Behind The Scenes:
Creation Process
Creating artwork for the final degree show has resulted in a vast amount of experimentation and failure. Throughout the first semester my research into Minimalism and phenomenology became extensive as my creation process focused on expansion of space and experience. Using light as a main medium to create a colour saturated room. Inspired by the Minimalist light and space artists in the 60s, my art began to explore geometric shapes and projection. The art became more involved with the importance of form and shadows as opposed to focusing on manipulating the space. 
My art utilised canvas frames and wooden batons. The experimentation process began with canvas frames due to the accessibility of material. It was also a nod to my painterly side. Creating installation art that involves geometric shapes and light is a very difficult transition for me. I find comfort in creating a multitude of paintings and then deciding on a final picture to display. Whereas reducing the materials to a minimal standard has sometimes made me doubt my creation throughout the first semester. What happens if nobody gets my work? What happens if people don't appreciate my work? Is this too simple?
Peer critiques allowed for conversation to discuss about the potential my light artwork can go. Hearing my fellow students appreciate my art was somewhat validating. Unfortunately, my satisfaction with creation was far from evident. I was still disheartened by incorporating lights onto frames. The issue with creating this type of art, utilising ready-made items was, I didn't make the art and what I was displaying was replicas of artwork that had already been realised by the artists during the 60s. This effectively meant that this was not my own artwork. 
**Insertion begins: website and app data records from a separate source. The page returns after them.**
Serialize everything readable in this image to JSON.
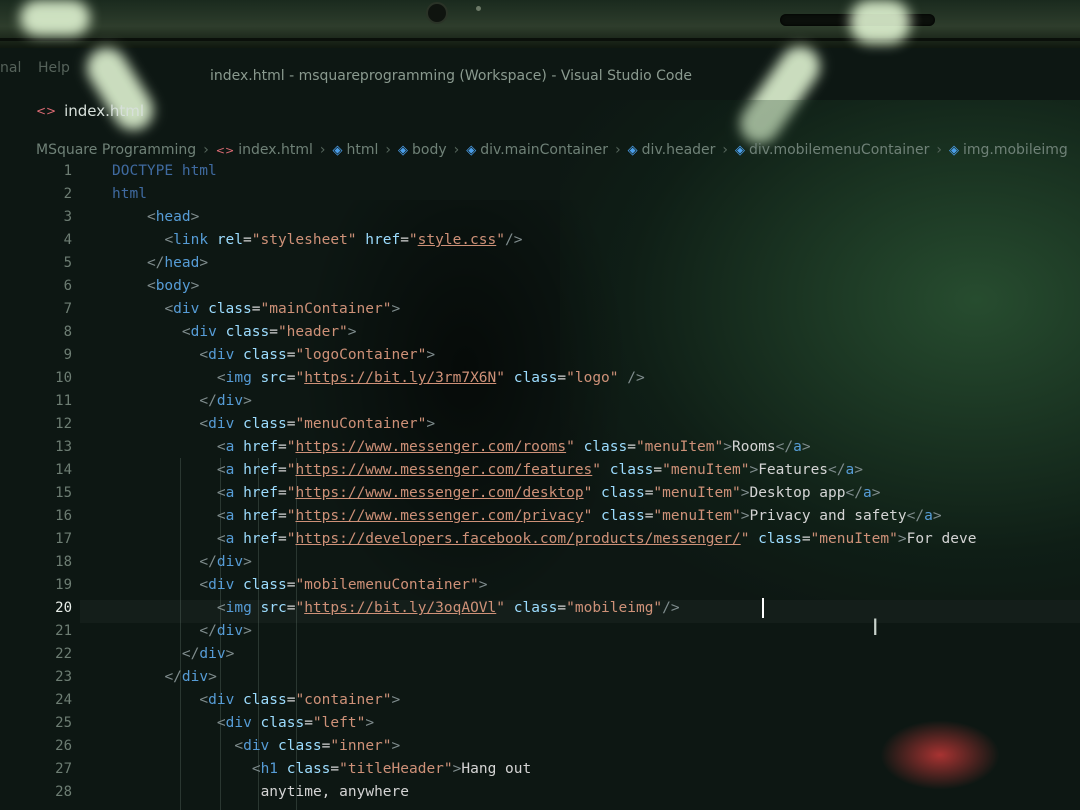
{
  "window": {
    "menu_fragment": "nal",
    "menu_fragment2": "Help",
    "title": "index.html - msquareprogramming (Workspace) - Visual Studio Code"
  },
  "tab": {
    "label": "index.html"
  },
  "breadcrumb": [
    {
      "label": "MSquare Programming",
      "icon": "none"
    },
    {
      "label": "index.html",
      "icon": "html-file-icon"
    },
    {
      "label": "html",
      "icon": "cube-icon"
    },
    {
      "label": "body",
      "icon": "cube-icon"
    },
    {
      "label": "div.mainContainer",
      "icon": "cube-icon"
    },
    {
      "label": "div.header",
      "icon": "cube-icon"
    },
    {
      "label": "div.mobilemenuContainer",
      "icon": "cube-icon"
    },
    {
      "label": "img.mobileimg",
      "icon": "cube-icon"
    }
  ],
  "editor": {
    "active_line": 20,
    "lines": [
      {
        "n": "1",
        "tokens": [
          [
            "dim",
            "DOCTYPE html"
          ]
        ]
      },
      {
        "n": "2",
        "tokens": [
          [
            "dim",
            "html"
          ]
        ]
      },
      {
        "n": "3",
        "tokens": [
          [
            "b",
            "<"
          ],
          [
            "t",
            "head"
          ],
          [
            "b",
            ">"
          ]
        ]
      },
      {
        "n": "4",
        "tokens": [
          [
            "b",
            "<"
          ],
          [
            "t",
            "link "
          ],
          [
            "a",
            "rel"
          ],
          [
            "w",
            "="
          ],
          [
            "s",
            "\"stylesheet\""
          ],
          [
            "w",
            " "
          ],
          [
            "a",
            "href"
          ],
          [
            "w",
            "="
          ],
          [
            "s",
            "\""
          ],
          [
            "u",
            "style.css"
          ],
          [
            "s",
            "\""
          ],
          [
            "b",
            "/>"
          ]
        ]
      },
      {
        "n": "5",
        "tokens": [
          [
            "b",
            "</"
          ],
          [
            "t",
            "head"
          ],
          [
            "b",
            ">"
          ]
        ]
      },
      {
        "n": "6",
        "tokens": [
          [
            "b",
            "<"
          ],
          [
            "t",
            "body"
          ],
          [
            "b",
            ">"
          ]
        ]
      },
      {
        "n": "7",
        "tokens": [
          [
            "b",
            "<"
          ],
          [
            "t",
            "div "
          ],
          [
            "a",
            "class"
          ],
          [
            "w",
            "="
          ],
          [
            "s",
            "\"mainContainer\""
          ],
          [
            "b",
            ">"
          ]
        ]
      },
      {
        "n": "8",
        "tokens": [
          [
            "b",
            "<"
          ],
          [
            "t",
            "div "
          ],
          [
            "a",
            "class"
          ],
          [
            "w",
            "="
          ],
          [
            "s",
            "\"header\""
          ],
          [
            "b",
            ">"
          ]
        ]
      },
      {
        "n": "9",
        "tokens": [
          [
            "b",
            "<"
          ],
          [
            "t",
            "div "
          ],
          [
            "a",
            "class"
          ],
          [
            "w",
            "="
          ],
          [
            "s",
            "\"logoContainer\""
          ],
          [
            "b",
            ">"
          ]
        ]
      },
      {
        "n": "10",
        "tokens": [
          [
            "b",
            "<"
          ],
          [
            "t",
            "img "
          ],
          [
            "a",
            "src"
          ],
          [
            "w",
            "="
          ],
          [
            "s",
            "\""
          ],
          [
            "u",
            "https://bit.ly/3rm7X6N"
          ],
          [
            "s",
            "\""
          ],
          [
            "w",
            " "
          ],
          [
            "a",
            "class"
          ],
          [
            "w",
            "="
          ],
          [
            "s",
            "\"logo\""
          ],
          [
            "w",
            " "
          ],
          [
            "b",
            "/>"
          ]
        ]
      },
      {
        "n": "11",
        "tokens": [
          [
            "b",
            "</"
          ],
          [
            "t",
            "div"
          ],
          [
            "b",
            ">"
          ]
        ]
      },
      {
        "n": "12",
        "tokens": [
          [
            "b",
            "<"
          ],
          [
            "t",
            "div "
          ],
          [
            "a",
            "class"
          ],
          [
            "w",
            "="
          ],
          [
            "s",
            "\"menuContainer\""
          ],
          [
            "b",
            ">"
          ]
        ]
      },
      {
        "n": "13",
        "tokens": [
          [
            "b",
            "<"
          ],
          [
            "t",
            "a "
          ],
          [
            "a",
            "href"
          ],
          [
            "w",
            "="
          ],
          [
            "s",
            "\""
          ],
          [
            "u",
            "https://www.messenger.com/rooms"
          ],
          [
            "s",
            "\""
          ],
          [
            "w",
            " "
          ],
          [
            "a",
            "class"
          ],
          [
            "w",
            "="
          ],
          [
            "s",
            "\"menuItem\""
          ],
          [
            "b",
            ">"
          ],
          [
            "w",
            "Rooms"
          ],
          [
            "b",
            "</"
          ],
          [
            "t",
            "a"
          ],
          [
            "b",
            ">"
          ]
        ]
      },
      {
        "n": "14",
        "tokens": [
          [
            "b",
            "<"
          ],
          [
            "t",
            "a "
          ],
          [
            "a",
            "href"
          ],
          [
            "w",
            "="
          ],
          [
            "s",
            "\""
          ],
          [
            "u",
            "https://www.messenger.com/features"
          ],
          [
            "s",
            "\""
          ],
          [
            "w",
            " "
          ],
          [
            "a",
            "class"
          ],
          [
            "w",
            "="
          ],
          [
            "s",
            "\"menuItem\""
          ],
          [
            "b",
            ">"
          ],
          [
            "w",
            "Features"
          ],
          [
            "b",
            "</"
          ],
          [
            "t",
            "a"
          ],
          [
            "b",
            ">"
          ]
        ]
      },
      {
        "n": "15",
        "tokens": [
          [
            "b",
            "<"
          ],
          [
            "t",
            "a "
          ],
          [
            "a",
            "href"
          ],
          [
            "w",
            "="
          ],
          [
            "s",
            "\""
          ],
          [
            "u",
            "https://www.messenger.com/desktop"
          ],
          [
            "s",
            "\""
          ],
          [
            "w",
            " "
          ],
          [
            "a",
            "class"
          ],
          [
            "w",
            "="
          ],
          [
            "s",
            "\"menuItem\""
          ],
          [
            "b",
            ">"
          ],
          [
            "w",
            "Desktop app"
          ],
          [
            "b",
            "</"
          ],
          [
            "t",
            "a"
          ],
          [
            "b",
            ">"
          ]
        ]
      },
      {
        "n": "16",
        "tokens": [
          [
            "b",
            "<"
          ],
          [
            "t",
            "a "
          ],
          [
            "a",
            "href"
          ],
          [
            "w",
            "="
          ],
          [
            "s",
            "\""
          ],
          [
            "u",
            "https://www.messenger.com/privacy"
          ],
          [
            "s",
            "\""
          ],
          [
            "w",
            " "
          ],
          [
            "a",
            "class"
          ],
          [
            "w",
            "="
          ],
          [
            "s",
            "\"menuItem\""
          ],
          [
            "b",
            ">"
          ],
          [
            "w",
            "Privacy and safety"
          ],
          [
            "b",
            "</"
          ],
          [
            "t",
            "a"
          ],
          [
            "b",
            ">"
          ]
        ]
      },
      {
        "n": "17",
        "tokens": [
          [
            "b",
            "<"
          ],
          [
            "t",
            "a "
          ],
          [
            "a",
            "href"
          ],
          [
            "w",
            "="
          ],
          [
            "s",
            "\""
          ],
          [
            "u",
            "https://developers.facebook.com/products/messenger/"
          ],
          [
            "s",
            "\""
          ],
          [
            "w",
            " "
          ],
          [
            "a",
            "class"
          ],
          [
            "w",
            "="
          ],
          [
            "s",
            "\"menuItem\""
          ],
          [
            "b",
            ">"
          ],
          [
            "w",
            "For deve"
          ]
        ]
      },
      {
        "n": "18",
        "tokens": [
          [
            "b",
            "</"
          ],
          [
            "t",
            "div"
          ],
          [
            "b",
            ">"
          ]
        ]
      },
      {
        "n": "19",
        "tokens": [
          [
            "b",
            "<"
          ],
          [
            "t",
            "div "
          ],
          [
            "a",
            "class"
          ],
          [
            "w",
            "="
          ],
          [
            "s",
            "\"mobilemenuContainer\""
          ],
          [
            "b",
            ">"
          ]
        ]
      },
      {
        "n": "20",
        "tokens": [
          [
            "b",
            "<"
          ],
          [
            "t",
            "img "
          ],
          [
            "a",
            "src"
          ],
          [
            "w",
            "="
          ],
          [
            "s",
            "\""
          ],
          [
            "u",
            "https://bit.ly/3oqAOVl"
          ],
          [
            "s",
            "\""
          ],
          [
            "w",
            " "
          ],
          [
            "a",
            "class"
          ],
          [
            "w",
            "="
          ],
          [
            "s",
            "\"mobileimg\""
          ],
          [
            "b",
            "/>"
          ]
        ]
      },
      {
        "n": "21",
        "tokens": [
          [
            "b",
            "</"
          ],
          [
            "t",
            "div"
          ],
          [
            "b",
            ">"
          ]
        ]
      },
      {
        "n": "22",
        "tokens": [
          [
            "b",
            "</"
          ],
          [
            "t",
            "div"
          ],
          [
            "b",
            ">"
          ]
        ]
      },
      {
        "n": "23",
        "tokens": [
          [
            "b",
            "</"
          ],
          [
            "t",
            "div"
          ],
          [
            "b",
            ">"
          ]
        ]
      },
      {
        "n": "24",
        "tokens": [
          [
            "b",
            "<"
          ],
          [
            "t",
            "div "
          ],
          [
            "a",
            "class"
          ],
          [
            "w",
            "="
          ],
          [
            "s",
            "\"container\""
          ],
          [
            "b",
            ">"
          ]
        ]
      },
      {
        "n": "25",
        "tokens": [
          [
            "b",
            "<"
          ],
          [
            "t",
            "div "
          ],
          [
            "a",
            "class"
          ],
          [
            "w",
            "="
          ],
          [
            "s",
            "\"left\""
          ],
          [
            "b",
            ">"
          ]
        ]
      },
      {
        "n": "26",
        "tokens": [
          [
            "b",
            "<"
          ],
          [
            "t",
            "div "
          ],
          [
            "a",
            "class"
          ],
          [
            "w",
            "="
          ],
          [
            "s",
            "\"inner\""
          ],
          [
            "b",
            ">"
          ]
        ]
      },
      {
        "n": "27",
        "tokens": [
          [
            "b",
            "<"
          ],
          [
            "t",
            "h1 "
          ],
          [
            "a",
            "class"
          ],
          [
            "w",
            "="
          ],
          [
            "s",
            "\"titleHeader\""
          ],
          [
            "b",
            ">"
          ],
          [
            "w",
            "Hang out"
          ]
        ]
      },
      {
        "n": "28",
        "tokens": [
          [
            "w",
            "anytime, anywhere"
          ]
        ]
      }
    ]
  }
}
Within the attempt to rediscover satisfaction with my artwork I decided to try and create resin frames. This was one of the first important failures of my creation within the first semester. The resin was too brittle to be released from the PVC, resulting in the frames breaking. Incorporating resin into my art is something that I desired to do but not successfully knowing how. It became apparent that forcing a material to create a desired outcome was not going to work. So I needed to consider what my art is about and what I aim to achieve.   
During the second semester I exhibited a series of installations. These installations were created using canvas frames and motion sensor lighting. Finally artwork I was satisfied with. The lights were triggered by movement and the lights from the surrounding sculptures. One by one, the sculptures became illuminated. Theatricality was an element that was emphasised as a result of using lights that illuminated within a sequence. This exhibition realised that the effectiveness of these outcomes would of not been visible without utilising motion sensor lighting. Hearing feedback from members of the public and peers made me realise that what I am creating is not pointless. 
After exhibiting I have developed a respect for the material I am using. I have decided to create my own frames, creating large wooden shapes. During this creation process I have learnt a significant amount about refinement and the importance of presentation. Creating my frames since March 2019 has taken over 300 hours. Learning a lot about bonding materials, using hand tools and cheaper alternatives, I have created a series of realised shapes. 
I have incorporated light reactive pigment within my artwork to allow for the experience to continue when the lights go off. I want to allow for the shape and luminosity to narrate for the sculpture and the surrounding space. With a few weeks left until degree show I am no longer nervous. I have rediscovered my appreciation for what I create and developed a greater respect for refining my work. Even if it means sanding for hours. I believe my art will be enjoyable for the audience and will emphasise a newer perspective and take on the 60s movement.